> ASSIGNED TASK
Tell how many lines in these records contain the string "name", with only the number as the reply.

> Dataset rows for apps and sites
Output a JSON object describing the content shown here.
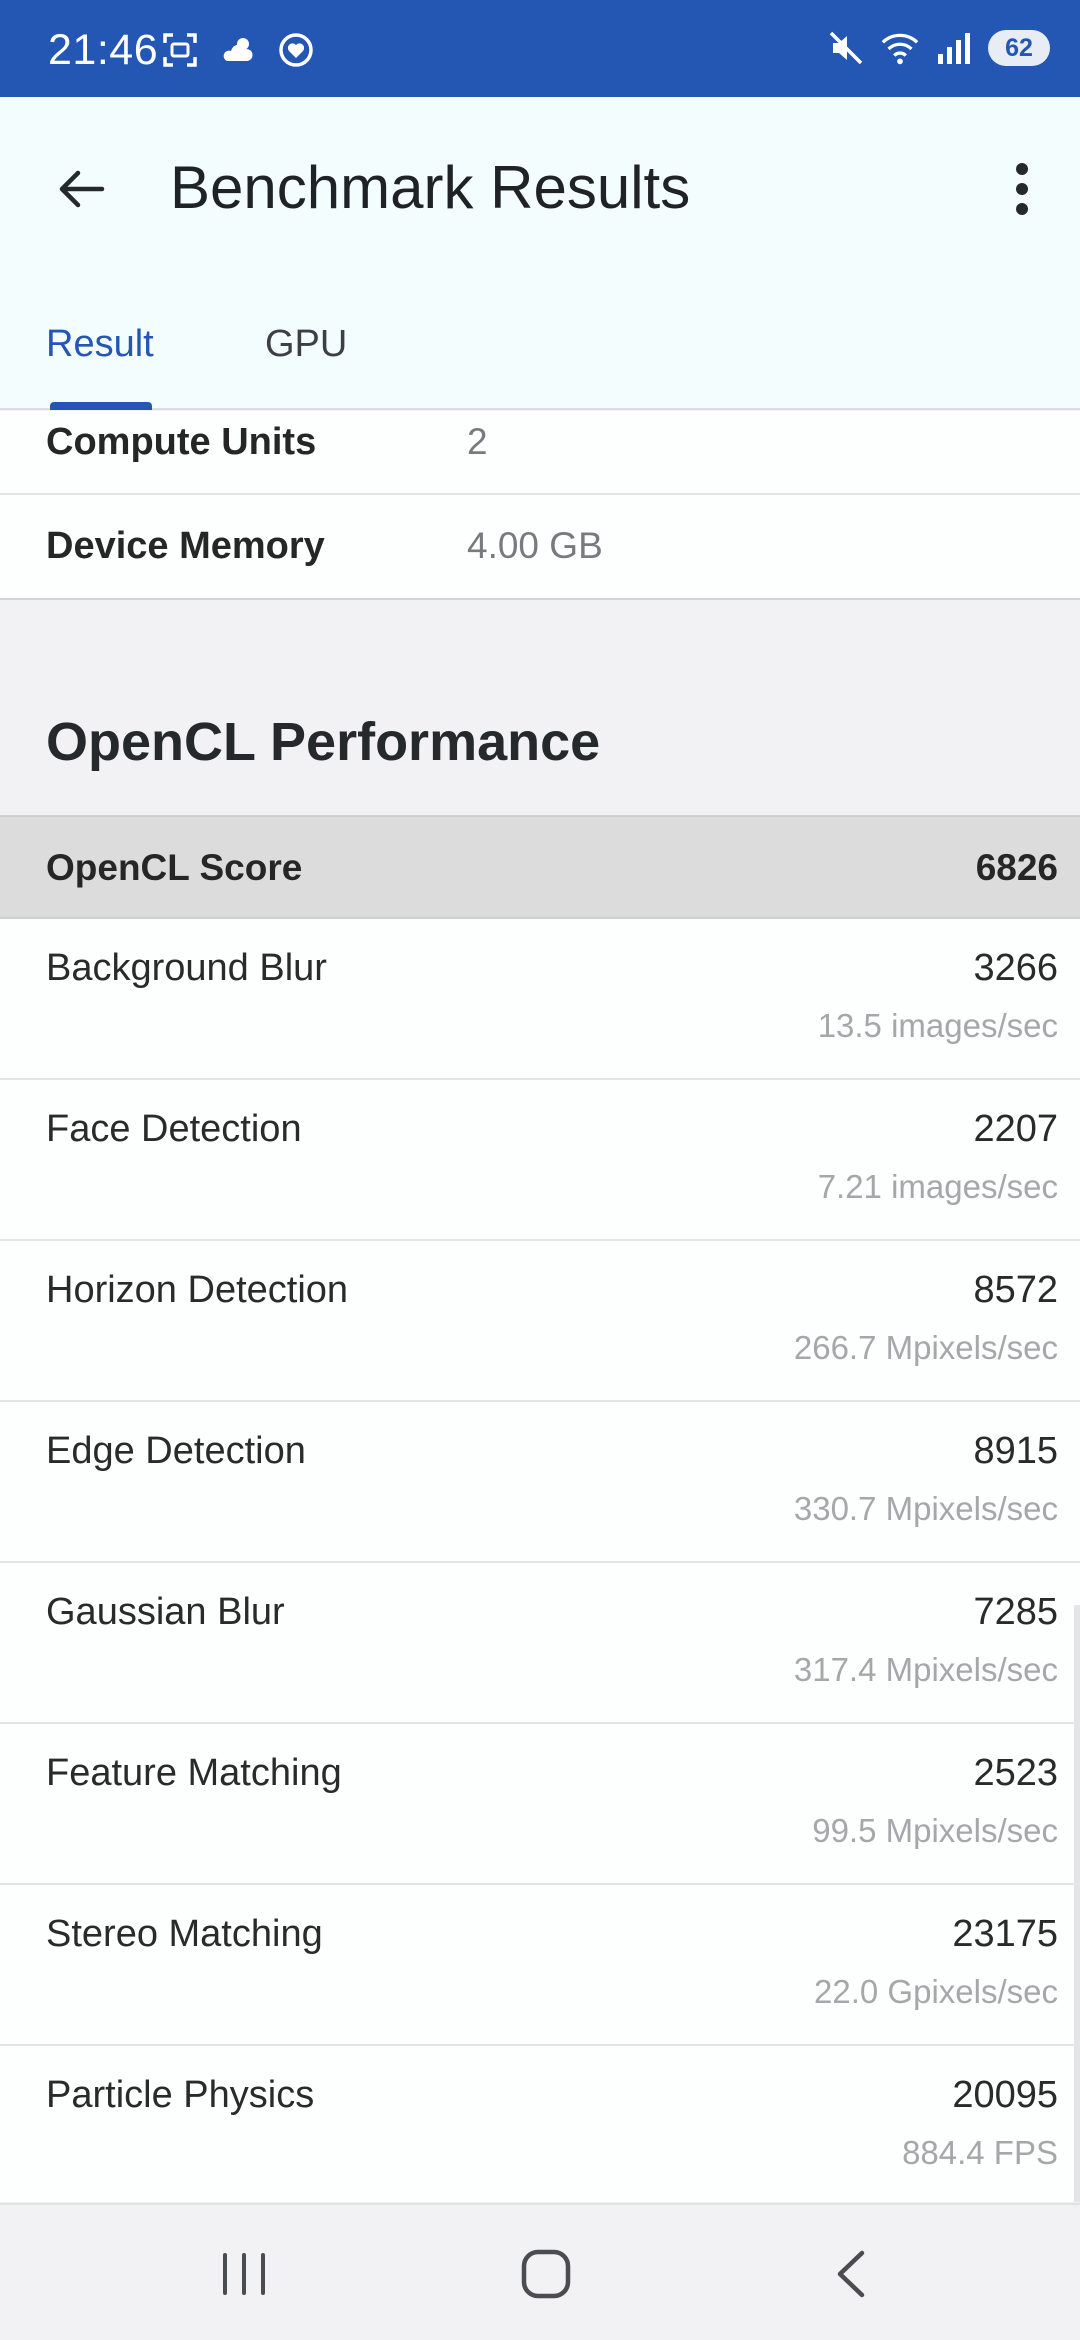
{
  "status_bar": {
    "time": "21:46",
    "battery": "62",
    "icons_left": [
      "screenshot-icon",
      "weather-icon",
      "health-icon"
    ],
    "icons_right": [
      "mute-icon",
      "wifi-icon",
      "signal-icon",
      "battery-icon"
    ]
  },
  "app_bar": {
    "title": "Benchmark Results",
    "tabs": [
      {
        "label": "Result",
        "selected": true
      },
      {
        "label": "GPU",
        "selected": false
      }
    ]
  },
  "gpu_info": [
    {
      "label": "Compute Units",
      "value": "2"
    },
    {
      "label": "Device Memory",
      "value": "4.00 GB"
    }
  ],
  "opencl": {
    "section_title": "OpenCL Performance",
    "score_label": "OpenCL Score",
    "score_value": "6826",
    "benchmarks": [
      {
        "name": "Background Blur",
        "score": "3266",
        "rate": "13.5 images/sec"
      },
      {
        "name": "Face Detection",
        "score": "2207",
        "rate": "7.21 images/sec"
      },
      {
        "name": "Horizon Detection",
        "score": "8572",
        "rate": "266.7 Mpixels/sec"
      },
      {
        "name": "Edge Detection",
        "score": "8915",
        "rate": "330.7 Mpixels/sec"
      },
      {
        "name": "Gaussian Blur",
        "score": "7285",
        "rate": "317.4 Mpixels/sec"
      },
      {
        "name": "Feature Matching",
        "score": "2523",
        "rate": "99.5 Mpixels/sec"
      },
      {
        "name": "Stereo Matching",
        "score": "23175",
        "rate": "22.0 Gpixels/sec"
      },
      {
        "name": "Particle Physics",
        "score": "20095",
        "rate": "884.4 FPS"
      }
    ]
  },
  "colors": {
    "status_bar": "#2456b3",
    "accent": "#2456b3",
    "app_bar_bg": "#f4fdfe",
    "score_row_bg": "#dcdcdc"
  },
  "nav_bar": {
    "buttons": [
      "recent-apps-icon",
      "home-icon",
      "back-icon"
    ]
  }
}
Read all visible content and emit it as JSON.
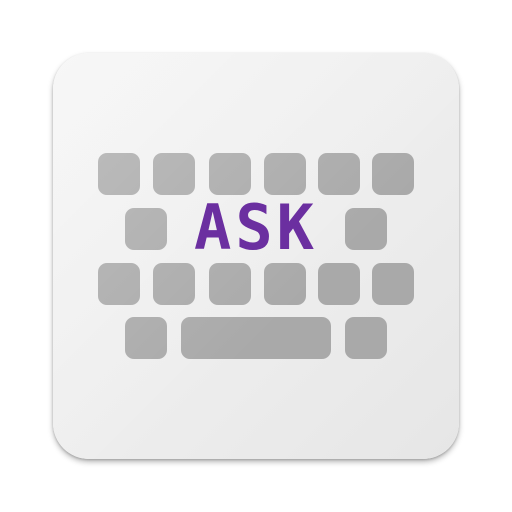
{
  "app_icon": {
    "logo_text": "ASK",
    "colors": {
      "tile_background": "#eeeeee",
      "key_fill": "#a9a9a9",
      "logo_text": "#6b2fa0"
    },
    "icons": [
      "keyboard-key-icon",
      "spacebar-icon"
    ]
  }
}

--

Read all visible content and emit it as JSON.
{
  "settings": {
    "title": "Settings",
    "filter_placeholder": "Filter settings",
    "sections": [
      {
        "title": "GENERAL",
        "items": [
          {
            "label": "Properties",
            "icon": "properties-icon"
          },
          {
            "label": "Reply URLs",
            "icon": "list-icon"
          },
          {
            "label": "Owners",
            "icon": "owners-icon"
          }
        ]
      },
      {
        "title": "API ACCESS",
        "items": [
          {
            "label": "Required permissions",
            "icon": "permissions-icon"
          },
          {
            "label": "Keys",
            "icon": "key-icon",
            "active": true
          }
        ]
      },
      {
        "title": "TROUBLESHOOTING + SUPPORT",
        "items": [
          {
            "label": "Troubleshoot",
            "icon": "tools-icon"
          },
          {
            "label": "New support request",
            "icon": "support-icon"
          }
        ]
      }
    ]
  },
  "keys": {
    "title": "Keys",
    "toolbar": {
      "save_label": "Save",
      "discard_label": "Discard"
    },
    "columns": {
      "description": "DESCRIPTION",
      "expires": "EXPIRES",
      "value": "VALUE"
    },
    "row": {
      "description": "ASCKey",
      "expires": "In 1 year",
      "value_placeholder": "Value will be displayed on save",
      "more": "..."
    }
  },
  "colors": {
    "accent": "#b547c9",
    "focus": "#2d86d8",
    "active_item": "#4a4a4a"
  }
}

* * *

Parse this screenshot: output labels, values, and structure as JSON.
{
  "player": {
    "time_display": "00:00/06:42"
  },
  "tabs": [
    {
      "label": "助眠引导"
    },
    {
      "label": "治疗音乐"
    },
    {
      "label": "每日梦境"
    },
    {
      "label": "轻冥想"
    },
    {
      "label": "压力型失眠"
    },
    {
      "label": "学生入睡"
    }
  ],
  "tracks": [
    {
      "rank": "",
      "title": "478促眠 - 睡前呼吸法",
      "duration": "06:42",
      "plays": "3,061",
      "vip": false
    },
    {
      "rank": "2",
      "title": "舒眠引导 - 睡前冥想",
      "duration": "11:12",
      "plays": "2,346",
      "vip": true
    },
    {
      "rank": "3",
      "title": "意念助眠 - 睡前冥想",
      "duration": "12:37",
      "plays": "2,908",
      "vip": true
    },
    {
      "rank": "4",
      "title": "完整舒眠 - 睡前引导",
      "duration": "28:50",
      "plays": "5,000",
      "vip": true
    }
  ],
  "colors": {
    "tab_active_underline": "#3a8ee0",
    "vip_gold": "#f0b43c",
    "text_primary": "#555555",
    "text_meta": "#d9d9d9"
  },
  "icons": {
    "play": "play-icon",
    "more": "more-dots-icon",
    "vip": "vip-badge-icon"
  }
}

> RESULT
8